→ What to work on
Only the lines holding the string "image" are needed; copy each of them from the data.

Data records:
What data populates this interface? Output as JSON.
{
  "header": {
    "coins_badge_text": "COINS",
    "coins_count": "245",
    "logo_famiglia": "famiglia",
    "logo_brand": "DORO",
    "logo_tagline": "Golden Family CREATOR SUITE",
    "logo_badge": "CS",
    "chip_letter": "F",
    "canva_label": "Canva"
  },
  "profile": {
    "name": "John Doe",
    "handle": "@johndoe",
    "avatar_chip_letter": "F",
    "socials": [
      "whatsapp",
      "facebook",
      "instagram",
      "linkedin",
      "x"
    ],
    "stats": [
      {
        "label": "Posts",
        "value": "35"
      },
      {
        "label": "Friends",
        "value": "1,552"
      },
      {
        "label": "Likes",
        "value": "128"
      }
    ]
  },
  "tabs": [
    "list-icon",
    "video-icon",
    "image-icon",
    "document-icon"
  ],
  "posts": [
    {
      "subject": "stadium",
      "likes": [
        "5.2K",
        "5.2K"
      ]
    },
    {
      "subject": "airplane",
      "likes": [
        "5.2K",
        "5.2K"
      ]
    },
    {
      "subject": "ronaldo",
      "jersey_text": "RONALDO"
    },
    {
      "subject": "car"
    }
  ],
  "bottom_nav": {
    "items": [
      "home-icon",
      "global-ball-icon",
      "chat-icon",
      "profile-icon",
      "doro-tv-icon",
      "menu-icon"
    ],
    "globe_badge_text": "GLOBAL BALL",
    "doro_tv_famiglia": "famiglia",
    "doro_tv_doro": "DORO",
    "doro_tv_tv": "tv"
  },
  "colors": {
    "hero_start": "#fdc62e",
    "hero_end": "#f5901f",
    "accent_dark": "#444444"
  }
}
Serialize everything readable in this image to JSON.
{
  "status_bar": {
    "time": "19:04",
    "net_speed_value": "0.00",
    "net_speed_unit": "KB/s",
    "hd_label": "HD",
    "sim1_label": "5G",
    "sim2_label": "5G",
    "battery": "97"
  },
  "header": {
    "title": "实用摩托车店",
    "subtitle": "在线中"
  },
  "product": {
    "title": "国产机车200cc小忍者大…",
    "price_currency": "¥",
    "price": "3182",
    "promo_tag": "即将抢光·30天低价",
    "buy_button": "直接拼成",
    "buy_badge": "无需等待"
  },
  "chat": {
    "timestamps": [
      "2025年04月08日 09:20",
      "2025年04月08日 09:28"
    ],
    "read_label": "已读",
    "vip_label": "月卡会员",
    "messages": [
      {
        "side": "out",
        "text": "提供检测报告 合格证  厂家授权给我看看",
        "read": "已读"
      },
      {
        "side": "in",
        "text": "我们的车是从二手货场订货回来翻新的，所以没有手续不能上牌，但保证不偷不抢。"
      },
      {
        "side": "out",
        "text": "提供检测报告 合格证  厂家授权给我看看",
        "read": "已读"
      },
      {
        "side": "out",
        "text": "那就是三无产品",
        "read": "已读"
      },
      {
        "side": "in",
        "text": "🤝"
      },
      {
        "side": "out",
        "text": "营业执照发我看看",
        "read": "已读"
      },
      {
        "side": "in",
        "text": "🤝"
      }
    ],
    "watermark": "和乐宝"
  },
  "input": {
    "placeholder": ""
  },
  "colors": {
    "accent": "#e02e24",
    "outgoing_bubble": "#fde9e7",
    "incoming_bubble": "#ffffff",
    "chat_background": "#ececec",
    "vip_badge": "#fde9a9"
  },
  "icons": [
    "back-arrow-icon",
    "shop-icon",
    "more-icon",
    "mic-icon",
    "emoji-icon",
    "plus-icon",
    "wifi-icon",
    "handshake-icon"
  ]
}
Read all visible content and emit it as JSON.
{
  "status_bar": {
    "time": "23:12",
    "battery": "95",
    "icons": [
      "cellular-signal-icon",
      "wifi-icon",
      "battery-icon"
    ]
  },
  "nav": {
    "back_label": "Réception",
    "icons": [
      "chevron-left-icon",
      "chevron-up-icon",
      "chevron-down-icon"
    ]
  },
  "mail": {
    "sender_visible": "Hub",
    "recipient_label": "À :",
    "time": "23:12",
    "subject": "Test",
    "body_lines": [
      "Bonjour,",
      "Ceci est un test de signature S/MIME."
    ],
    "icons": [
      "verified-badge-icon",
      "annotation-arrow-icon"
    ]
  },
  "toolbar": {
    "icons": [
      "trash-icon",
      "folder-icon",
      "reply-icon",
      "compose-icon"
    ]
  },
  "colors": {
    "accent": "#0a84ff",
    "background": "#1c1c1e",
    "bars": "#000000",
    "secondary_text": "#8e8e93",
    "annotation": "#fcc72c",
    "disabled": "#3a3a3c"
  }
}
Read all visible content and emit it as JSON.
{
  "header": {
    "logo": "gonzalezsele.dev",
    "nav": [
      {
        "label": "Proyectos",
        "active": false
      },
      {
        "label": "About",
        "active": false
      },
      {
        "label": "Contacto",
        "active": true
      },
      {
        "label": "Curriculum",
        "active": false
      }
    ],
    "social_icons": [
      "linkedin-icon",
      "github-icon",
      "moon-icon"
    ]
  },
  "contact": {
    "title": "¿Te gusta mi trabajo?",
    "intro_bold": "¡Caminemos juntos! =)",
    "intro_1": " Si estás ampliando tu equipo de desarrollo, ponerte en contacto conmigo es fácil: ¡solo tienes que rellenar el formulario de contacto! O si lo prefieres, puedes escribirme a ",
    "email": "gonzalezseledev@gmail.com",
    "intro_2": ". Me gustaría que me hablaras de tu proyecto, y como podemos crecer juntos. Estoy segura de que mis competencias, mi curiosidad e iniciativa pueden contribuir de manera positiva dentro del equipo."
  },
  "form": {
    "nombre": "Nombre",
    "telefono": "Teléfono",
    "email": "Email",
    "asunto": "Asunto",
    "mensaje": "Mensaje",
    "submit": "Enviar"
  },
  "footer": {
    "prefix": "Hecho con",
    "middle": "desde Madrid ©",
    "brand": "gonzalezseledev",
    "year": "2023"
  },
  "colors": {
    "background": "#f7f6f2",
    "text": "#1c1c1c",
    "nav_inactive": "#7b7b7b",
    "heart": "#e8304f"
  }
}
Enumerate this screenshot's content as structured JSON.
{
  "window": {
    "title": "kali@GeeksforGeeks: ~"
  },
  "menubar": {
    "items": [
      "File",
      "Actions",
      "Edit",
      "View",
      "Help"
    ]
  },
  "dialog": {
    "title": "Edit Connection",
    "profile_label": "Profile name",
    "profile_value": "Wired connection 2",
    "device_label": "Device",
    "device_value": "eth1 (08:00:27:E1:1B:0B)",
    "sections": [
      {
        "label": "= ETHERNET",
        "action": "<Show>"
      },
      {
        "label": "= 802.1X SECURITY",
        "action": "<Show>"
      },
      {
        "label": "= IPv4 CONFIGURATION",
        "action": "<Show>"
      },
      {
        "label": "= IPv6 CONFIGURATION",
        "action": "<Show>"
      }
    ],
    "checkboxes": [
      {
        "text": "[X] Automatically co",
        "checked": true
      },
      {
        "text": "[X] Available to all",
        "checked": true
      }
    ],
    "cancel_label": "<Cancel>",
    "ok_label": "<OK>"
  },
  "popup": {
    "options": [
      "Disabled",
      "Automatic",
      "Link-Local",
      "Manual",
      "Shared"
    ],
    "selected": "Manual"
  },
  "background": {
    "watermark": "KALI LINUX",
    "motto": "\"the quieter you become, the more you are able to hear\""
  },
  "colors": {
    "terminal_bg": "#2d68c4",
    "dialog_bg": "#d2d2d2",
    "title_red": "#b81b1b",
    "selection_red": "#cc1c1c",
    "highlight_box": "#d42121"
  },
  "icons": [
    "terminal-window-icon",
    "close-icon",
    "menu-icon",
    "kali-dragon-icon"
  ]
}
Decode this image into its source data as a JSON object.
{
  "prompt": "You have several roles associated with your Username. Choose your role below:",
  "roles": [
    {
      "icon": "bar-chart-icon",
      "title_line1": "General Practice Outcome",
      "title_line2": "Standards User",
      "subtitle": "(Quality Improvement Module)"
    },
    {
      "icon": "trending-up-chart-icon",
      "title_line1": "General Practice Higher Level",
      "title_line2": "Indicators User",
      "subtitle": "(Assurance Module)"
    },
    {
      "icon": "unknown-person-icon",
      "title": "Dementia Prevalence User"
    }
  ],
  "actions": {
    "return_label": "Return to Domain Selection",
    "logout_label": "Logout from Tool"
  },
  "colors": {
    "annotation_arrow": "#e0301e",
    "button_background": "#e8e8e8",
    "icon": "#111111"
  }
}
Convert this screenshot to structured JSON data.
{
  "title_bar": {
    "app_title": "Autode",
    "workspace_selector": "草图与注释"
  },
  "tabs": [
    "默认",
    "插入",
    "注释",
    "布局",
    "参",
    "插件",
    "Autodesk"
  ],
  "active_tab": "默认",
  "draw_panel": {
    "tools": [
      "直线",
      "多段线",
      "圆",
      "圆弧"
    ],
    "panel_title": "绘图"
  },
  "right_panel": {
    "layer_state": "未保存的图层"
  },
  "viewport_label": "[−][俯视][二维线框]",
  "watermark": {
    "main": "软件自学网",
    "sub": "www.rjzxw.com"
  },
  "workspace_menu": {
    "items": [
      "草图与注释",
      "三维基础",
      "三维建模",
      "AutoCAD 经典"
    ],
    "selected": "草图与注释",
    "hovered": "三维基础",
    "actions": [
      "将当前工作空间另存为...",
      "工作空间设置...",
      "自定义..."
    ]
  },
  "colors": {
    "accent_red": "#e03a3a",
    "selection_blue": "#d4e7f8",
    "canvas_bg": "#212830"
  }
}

→ Answer to this exercise
    "image-icon",
Serialize everything readable in this image to JSON.
Decode this image into its source data as a JSON object.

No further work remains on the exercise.